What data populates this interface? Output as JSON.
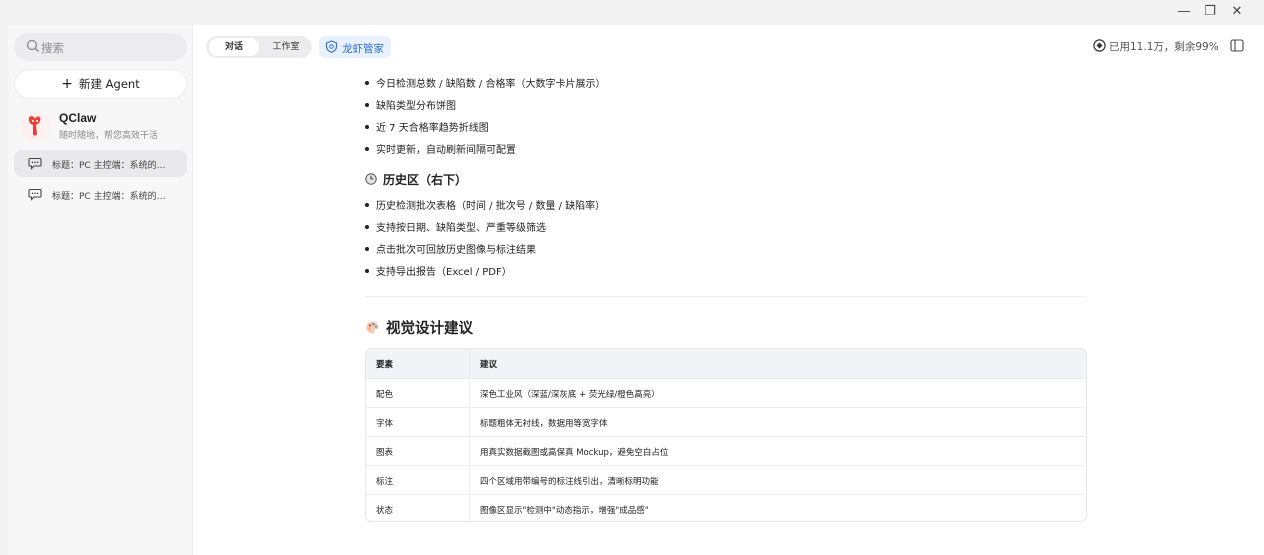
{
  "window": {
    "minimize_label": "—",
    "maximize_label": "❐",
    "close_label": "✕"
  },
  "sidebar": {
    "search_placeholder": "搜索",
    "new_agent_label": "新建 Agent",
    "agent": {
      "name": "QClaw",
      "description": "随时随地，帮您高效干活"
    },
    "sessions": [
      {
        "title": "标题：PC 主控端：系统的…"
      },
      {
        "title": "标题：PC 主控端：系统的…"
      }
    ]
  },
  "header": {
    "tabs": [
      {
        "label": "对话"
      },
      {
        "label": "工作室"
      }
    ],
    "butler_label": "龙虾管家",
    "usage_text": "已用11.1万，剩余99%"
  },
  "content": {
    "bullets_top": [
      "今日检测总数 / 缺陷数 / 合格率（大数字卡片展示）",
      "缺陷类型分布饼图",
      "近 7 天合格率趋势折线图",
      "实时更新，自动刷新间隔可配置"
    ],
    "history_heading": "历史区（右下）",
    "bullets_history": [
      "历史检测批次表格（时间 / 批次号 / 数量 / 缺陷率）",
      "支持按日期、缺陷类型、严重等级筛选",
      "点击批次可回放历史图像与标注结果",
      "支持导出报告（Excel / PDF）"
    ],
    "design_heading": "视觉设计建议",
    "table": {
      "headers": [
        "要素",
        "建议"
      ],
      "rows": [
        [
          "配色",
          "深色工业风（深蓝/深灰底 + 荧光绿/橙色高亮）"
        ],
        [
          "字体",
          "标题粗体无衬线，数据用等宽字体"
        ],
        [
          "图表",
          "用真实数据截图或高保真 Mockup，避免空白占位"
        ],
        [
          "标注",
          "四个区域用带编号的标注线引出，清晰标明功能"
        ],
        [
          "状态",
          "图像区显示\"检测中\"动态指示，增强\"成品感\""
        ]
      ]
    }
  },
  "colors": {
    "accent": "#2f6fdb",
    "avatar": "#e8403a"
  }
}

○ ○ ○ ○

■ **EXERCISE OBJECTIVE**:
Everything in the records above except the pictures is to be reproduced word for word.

■ **TASK RESPONSE**:
What data populates this interface? Output as JSON.
{
  "window": {
    "minimize_label": "—",
    "maximize_label": "❐",
    "close_label": "✕"
  },
  "sidebar": {
    "search_placeholder": "搜索",
    "new_agent_label": "新建 Agent",
    "agent": {
      "name": "QClaw",
      "description": "随时随地，帮您高效干活"
    },
    "sessions": [
      {
        "title": "标题：PC 主控端：系统的…"
      },
      {
        "title": "标题：PC 主控端：系统的…"
      }
    ]
  },
  "header": {
    "tabs": [
      {
        "label": "对话"
      },
      {
        "label": "工作室"
      }
    ],
    "butler_label": "龙虾管家",
    "usage_text": "已用11.1万，剩余99%"
  },
  "content": {
    "bullets_top": [
      "今日检测总数 / 缺陷数 / 合格率（大数字卡片展示）",
      "缺陷类型分布饼图",
      "近 7 天合格率趋势折线图",
      "实时更新，自动刷新间隔可配置"
    ],
    "history_heading": "历史区（右下）",
    "bullets_history": [
      "历史检测批次表格（时间 / 批次号 / 数量 / 缺陷率）",
      "支持按日期、缺陷类型、严重等级筛选",
      "点击批次可回放历史图像与标注结果",
      "支持导出报告（Excel / PDF）"
    ],
    "design_heading": "视觉设计建议",
    "table": {
      "headers": [
        "要素",
        "建议"
      ],
      "rows": [
        [
          "配色",
          "深色工业风（深蓝/深灰底 + 荧光绿/橙色高亮）"
        ],
        [
          "字体",
          "标题粗体无衬线，数据用等宽字体"
        ],
        [
          "图表",
          "用真实数据截图或高保真 Mockup，避免空白占位"
        ],
        [
          "标注",
          "四个区域用带编号的标注线引出，清晰标明功能"
        ],
        [
          "状态",
          "图像区显示\"检测中\"动态指示，增强\"成品感\""
        ]
      ]
    }
  },
  "colors": {
    "accent": "#2f6fdb",
    "avatar": "#e8403a"
  }
}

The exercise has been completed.